Sometimes conferences like the one I just attended, the National Retail Federation Annual Convention and Expo, are over-hyped and under-delivered. We’ve all been there.
Fortunately the event, NRF’s “the Big Show,” a gathering of C-level, senior executive and regional retail managers from across the country, more than came through. Omnichannel, and the need for seamless customer communication across all channels was on nearly everyone’s lips and addressed during several presentations.
Business 2 Community reported that one attendee even called the laser-like focus on mobile, Big Data, Web layout and better understanding of customer wants and needs “crazy. Every single panel this year involves something digital…it wasn’t like this last year,” she said.
Having attended last year’s conference, I have to agree. This year’s NRF was exciting because many of the presenters who reinforced Kobie’s position. And as 2013 gets underway, it seems our proselytizing is paying off. Our recently published omnichannel loyalty infographic explains how analysis of Big Data can help retail loyalty program managers, marketers and brands gain valuable insights into customer behavior, promoting real-time incremental rewards across the purchasing cycle.
Call it cliché, but knowledge is power. Deloitte Vice Chairman and U.S. Retail & Distribution Leader Alison Kenney Paul, a keynote speaker at NRF, recently told the Wall Street Journal that “it is becoming increasingly common for customers to enter stores knowing more about the products than the store associates themselves.” That’s why speakers addressed omnichannel loyalty not just in program-specific ways but in broad terms. With the implications of Paul’s quote ingrained in retailers’ and marketers’ minds, how can businesses capitalize on this “empowered consumer?”
Here’s a snapshot:
Retailers Must Embrace the Three Ps: People, Place and Platform
- Dwayne Chambers and Jeff Fromm of Krispy Kreme and Barkley, respectively, discussed engaging Millennials. The Millennial Moment of Truth highlighted the need for greater brand transparency and authenticity – i.e., the need to shatter points-for-rewards stereotypes with genuine experiences.
- Consumer behaviorist Kevin Kelley of Shook Kelley addressed in-store aesthetics and the subconscious consumer mindset. His talk showed how yesterday’s product displays and customer communications may no longer work in today’s digitally-engaged world. This type of loyalty boost reminds us that in the emerging omnichannel world, the “omni” includes traditional in-store engagement.
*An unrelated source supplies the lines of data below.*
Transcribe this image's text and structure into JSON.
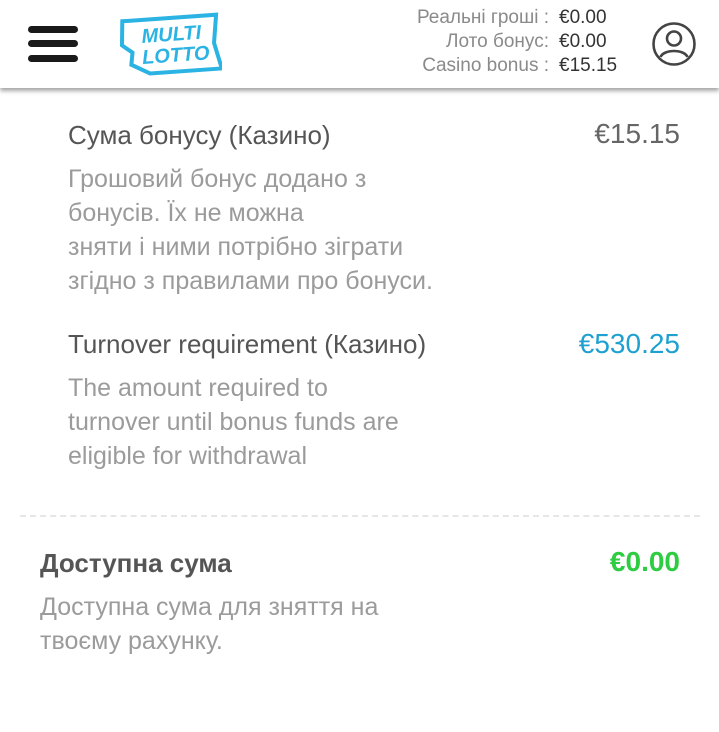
{
  "header": {
    "balances": [
      {
        "label": "Реальні гроші :",
        "value": "€0.00"
      },
      {
        "label": "Лото бонус:",
        "value": "€0.00"
      },
      {
        "label": "Casino bonus :",
        "value": "€15.15"
      }
    ],
    "logo": {
      "line1": "MULTI",
      "line2": "LOTTO",
      "color": "#2bb3e3"
    }
  },
  "items": [
    {
      "title": "Сума бонусу (Казино)",
      "value": "€15.15",
      "value_color": "#666666",
      "description": [
        "Грошовий бонус додано з",
        "бонусів. Їх не можна",
        "зняти і ними потрібно зіграти",
        "згідно з правилами про бонуси."
      ]
    },
    {
      "title": "Turnover requirement (Казино)",
      "value": "€530.25",
      "value_color": "#1ea0d0",
      "description": [
        "The amount required to",
        "turnover until bonus funds are",
        "eligible for withdrawal"
      ]
    }
  ],
  "available": {
    "title": "Доступна сума",
    "value": "€0.00",
    "value_color": "#2ecc40",
    "description": [
      "Доступна сума для зняття на",
      "твоєму рахунку."
    ]
  }
}
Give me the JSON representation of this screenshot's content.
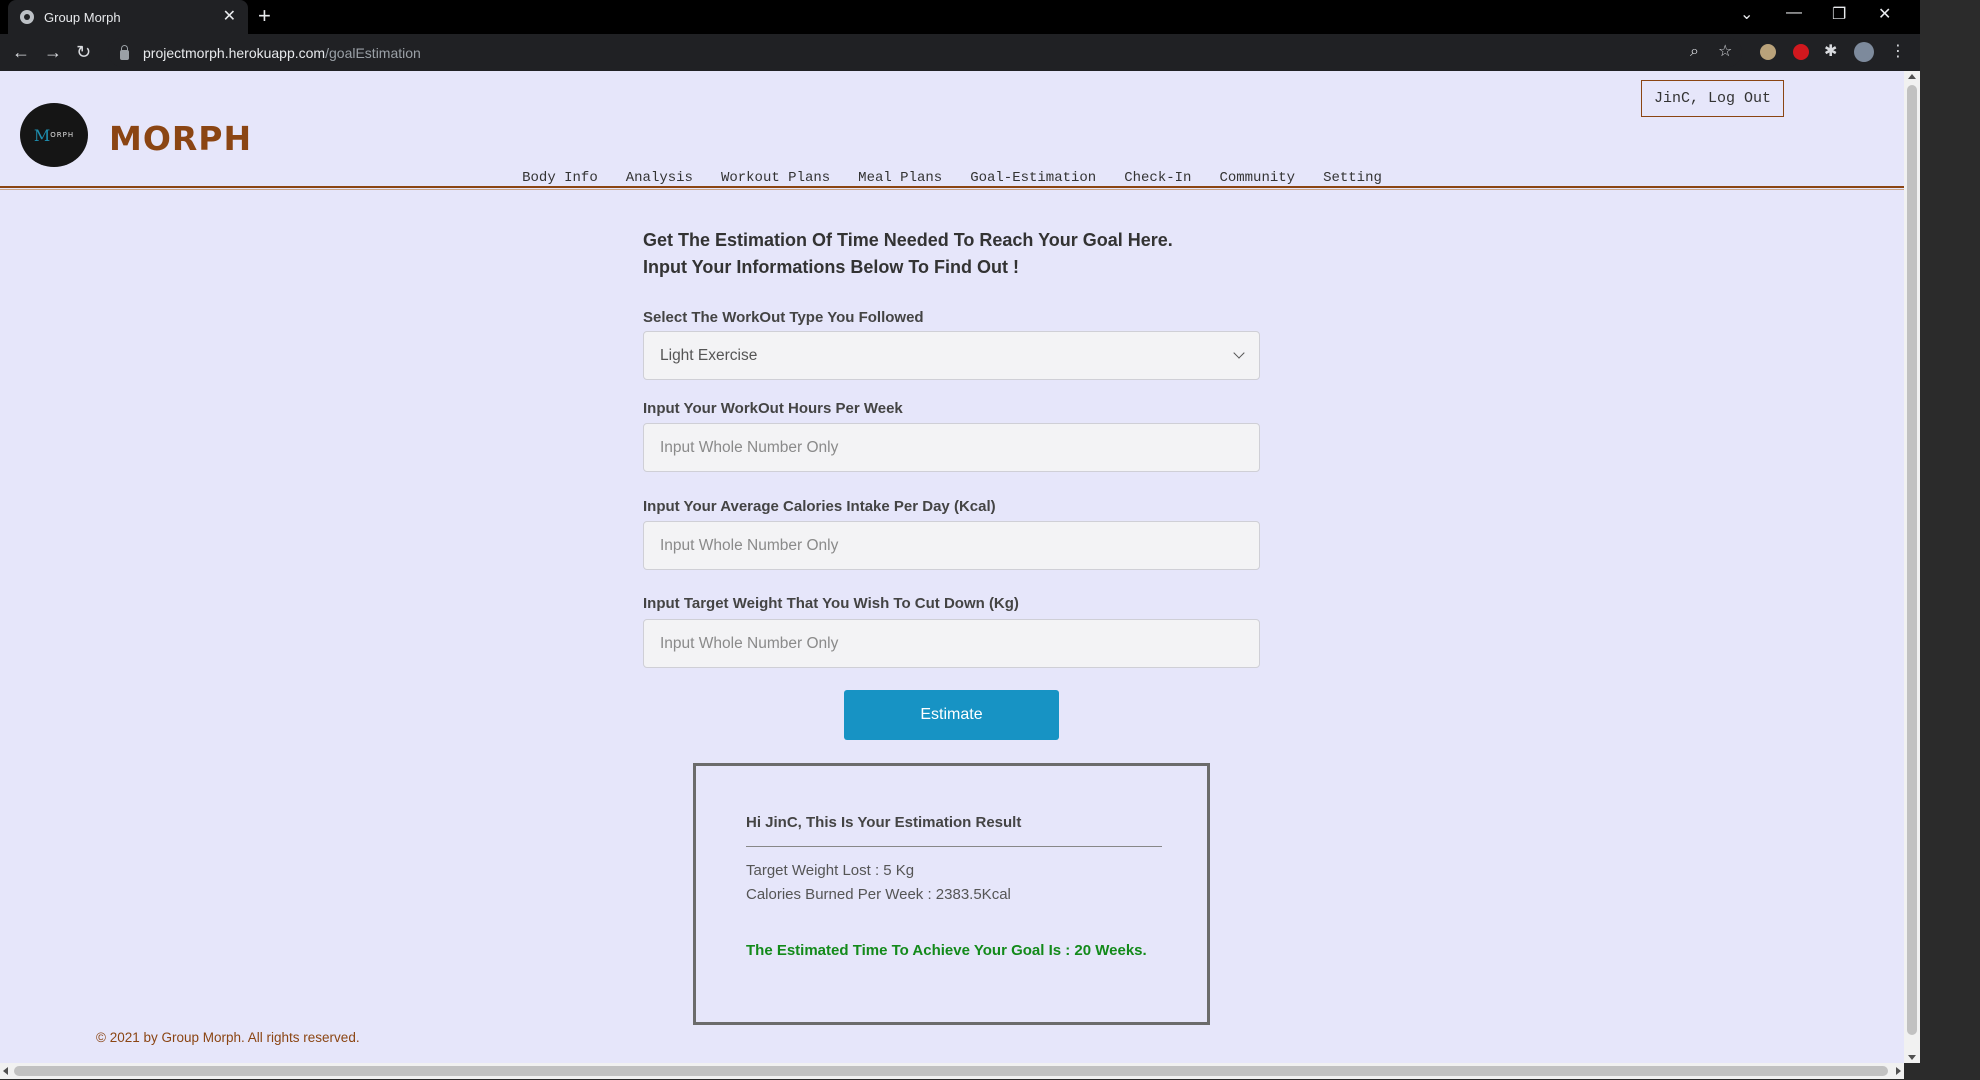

- Bob Friday, of Cisco Systems’ Networking Business Unit, stressed that retailers must provide free Wi-Fi to beat the competition this year. Look for new Wi-Fi applications to take hold in the coming months.
A New Year Means New Engagement Opportunities for Retailers
Whether it’s through mobile, email, social media, augmented reality, mobile payments, NFC or QR codes, brand loyalty will remain one of the most important aspects of cross-channel customer engagement. Why? Because while the US may have avoided the fiscal cliff, continued global economic pressures mean any recent upticks in consumer confidence and spending forecasts could evaporate fast.
Case in point: the NRF remains optimistic that holiday season sales (November-December) netted $586.1 billion, up 4% from 2011.
As seen throughout the NRF event, omnichannel marketing and omnichannel loyalty have entered the mainstream – no matter on what channel a consumer prefers to engage. It comes down to what Brooks Brothers said in its presentation: listen to your customers. When Brooks Brothers was founded in 1818, the channels available for engagement were few. Today they, as all retailers and their customers, live and breathe in an omnichannel world. Upgrading your brand’s existing communications and engagement capabilities are a must if you want to attract new customers and retain existing ones.
While some are referring to “omnichannel” as a buzzword – a term of the moment, there is nothing short-lived about this groundbreaking channel and communications convergence. What will be short-lived is the loyalty program that doesn’t embrace an omnichannel approach to their communications and engagement strategies right now.